Hey everyone! Terri Rochenski stopped by today to talk about an interesting topic that affects fantasy writers and readers in particular. Enjoy!
Suspension of disbelief is described as ‘a willingness to suspend one’s critical faculties and believe the unbelievable’.
How can a fantasy writer get their reader to do this? Heck. Fantasy is unrestrained & extravagant imagination. Make believe. Conjured worlds, people, and magic. It can be anything we want, right? Totally out there, nonsensical stuff from dreams.
Nonsensical? Hmm. Not so sure.
If a story or character isn’t say, consistent, will a reader continue to read?
Let’s say wizard Joe Schmo can wipe out his enemies with a simple sweep of his hand. Why wait ‘til the climax of the story to do so?
If the land is suffering from a drought in chapter 12, why hasn’t the water princess Tina Bambina called forth rain from the sky way back in chapter 2?
Robert Dopert learns in chapter 3 he can move at the speed of light. How is it he drops his magic wand in chapter 7?
Never mind PLOT HOLES—these examples bring up the necessity of believability.
“WHAT?” you say. “But suspension of belief …!”
Yeah. I know. Thus, the conundrum.
Let’s look at it this way: If everyone in your created world possesses unlimited, unrestrained magic that has no side-effect or cost, where’s the conflict? Where’s the tension to keep a reader turning those pages? What’s going to keep the reader on the edge of their seat thinking, ‘maybe this time the bad buy will win’?
Since I’m really a ‘no-one’, let’s see what some people in the ‘biggie’ business think.
Donald Maass, in Writing The Breakout Novel, states the first key he looks for is plausibility (having an appearance of truth or reason.) And yes, his literary agency represents fantasy.[quote][On fantasy writing:] It’s not enough to create magic. You have to create a price for magic, too.

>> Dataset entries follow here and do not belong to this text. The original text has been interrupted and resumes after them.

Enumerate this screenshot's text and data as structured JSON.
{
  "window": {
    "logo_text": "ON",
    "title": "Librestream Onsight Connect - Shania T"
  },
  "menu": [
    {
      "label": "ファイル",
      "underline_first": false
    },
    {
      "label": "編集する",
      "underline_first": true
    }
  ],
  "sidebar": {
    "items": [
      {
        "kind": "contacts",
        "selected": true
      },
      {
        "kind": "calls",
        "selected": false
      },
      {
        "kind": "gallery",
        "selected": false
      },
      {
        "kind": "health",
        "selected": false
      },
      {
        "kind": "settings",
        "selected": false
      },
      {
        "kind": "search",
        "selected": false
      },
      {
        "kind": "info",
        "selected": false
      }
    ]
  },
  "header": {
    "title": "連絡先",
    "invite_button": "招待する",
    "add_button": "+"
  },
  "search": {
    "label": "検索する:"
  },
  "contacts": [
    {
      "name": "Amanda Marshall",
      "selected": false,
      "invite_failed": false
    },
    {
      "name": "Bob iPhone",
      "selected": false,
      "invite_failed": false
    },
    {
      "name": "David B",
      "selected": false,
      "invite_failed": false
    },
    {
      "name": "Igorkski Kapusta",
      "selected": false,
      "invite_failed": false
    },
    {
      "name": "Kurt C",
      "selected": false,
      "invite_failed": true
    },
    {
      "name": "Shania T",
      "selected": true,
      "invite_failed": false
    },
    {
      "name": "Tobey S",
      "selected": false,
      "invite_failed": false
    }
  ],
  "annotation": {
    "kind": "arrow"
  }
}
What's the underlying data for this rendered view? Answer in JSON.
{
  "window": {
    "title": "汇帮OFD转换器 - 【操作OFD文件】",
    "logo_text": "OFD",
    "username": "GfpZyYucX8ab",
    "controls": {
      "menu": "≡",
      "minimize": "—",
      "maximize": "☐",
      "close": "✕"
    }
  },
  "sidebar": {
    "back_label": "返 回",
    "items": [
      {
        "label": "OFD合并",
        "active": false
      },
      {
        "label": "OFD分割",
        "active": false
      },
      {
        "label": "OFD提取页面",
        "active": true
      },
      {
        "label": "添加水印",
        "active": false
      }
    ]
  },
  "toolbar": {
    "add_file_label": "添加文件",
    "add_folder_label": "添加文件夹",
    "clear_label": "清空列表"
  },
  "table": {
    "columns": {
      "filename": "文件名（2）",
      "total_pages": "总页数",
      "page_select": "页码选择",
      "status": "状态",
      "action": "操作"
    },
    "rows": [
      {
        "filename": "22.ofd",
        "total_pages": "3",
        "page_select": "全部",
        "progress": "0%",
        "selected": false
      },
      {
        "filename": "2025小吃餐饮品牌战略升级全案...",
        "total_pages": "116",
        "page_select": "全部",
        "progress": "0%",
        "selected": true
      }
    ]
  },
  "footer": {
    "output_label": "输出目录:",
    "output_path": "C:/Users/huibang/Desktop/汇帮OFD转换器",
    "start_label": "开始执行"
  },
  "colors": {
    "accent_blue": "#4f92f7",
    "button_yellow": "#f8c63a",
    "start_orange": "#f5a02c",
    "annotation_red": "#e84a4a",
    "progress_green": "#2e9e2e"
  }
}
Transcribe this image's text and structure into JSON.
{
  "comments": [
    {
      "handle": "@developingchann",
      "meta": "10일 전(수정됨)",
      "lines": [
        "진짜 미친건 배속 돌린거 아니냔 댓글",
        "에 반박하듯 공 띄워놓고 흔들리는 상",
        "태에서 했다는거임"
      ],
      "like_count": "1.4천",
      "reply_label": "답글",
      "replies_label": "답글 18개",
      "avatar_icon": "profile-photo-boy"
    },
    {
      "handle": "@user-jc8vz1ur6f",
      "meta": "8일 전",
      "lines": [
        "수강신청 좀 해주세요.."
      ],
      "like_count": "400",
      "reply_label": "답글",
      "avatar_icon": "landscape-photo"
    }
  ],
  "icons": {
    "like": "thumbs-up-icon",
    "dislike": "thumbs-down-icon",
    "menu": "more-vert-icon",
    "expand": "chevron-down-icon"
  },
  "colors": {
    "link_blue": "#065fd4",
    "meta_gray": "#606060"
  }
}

You have to create rules.
—Eric A. Burns[/quote] [quote]If you’re writing urban fantasy, it’s all about voice and world-building. It needs to make sense and be believable.
—Irene Goodman[/quote] [quote]Fantasy writing, when done well, is as demanding as writing a historical novel, so it’s well worth the effort to do it right. Never let yourself say, “Oh, it’s just fantasy”—that way leads to poor writing and books worthy of the rejection slip.
I could go on and on and on and on, but I’ll stop there.
The Debate: Fantasy Writers
So whatcha think? Will an inconsistent, un-plausible story hold your interest? Will you become immersed in a story that makes no sense & doesn’t relate to you?
Grab Terri’s Book
Sacrificial Oath by Terri Rochenski
An impetuous act unwittingly makes Alesuela the fulfillment of the Sovereign’s Blood Oath to their Goddess. In five days, she’ll be forced to make the greatest choice of her life: become the virginal sacrifice already promised, or force the man she loves most to die in her place.
With an impossible choice in front of her, she searches for ways to undo the oath, and in her quest, finds not everything in her life is as she expects.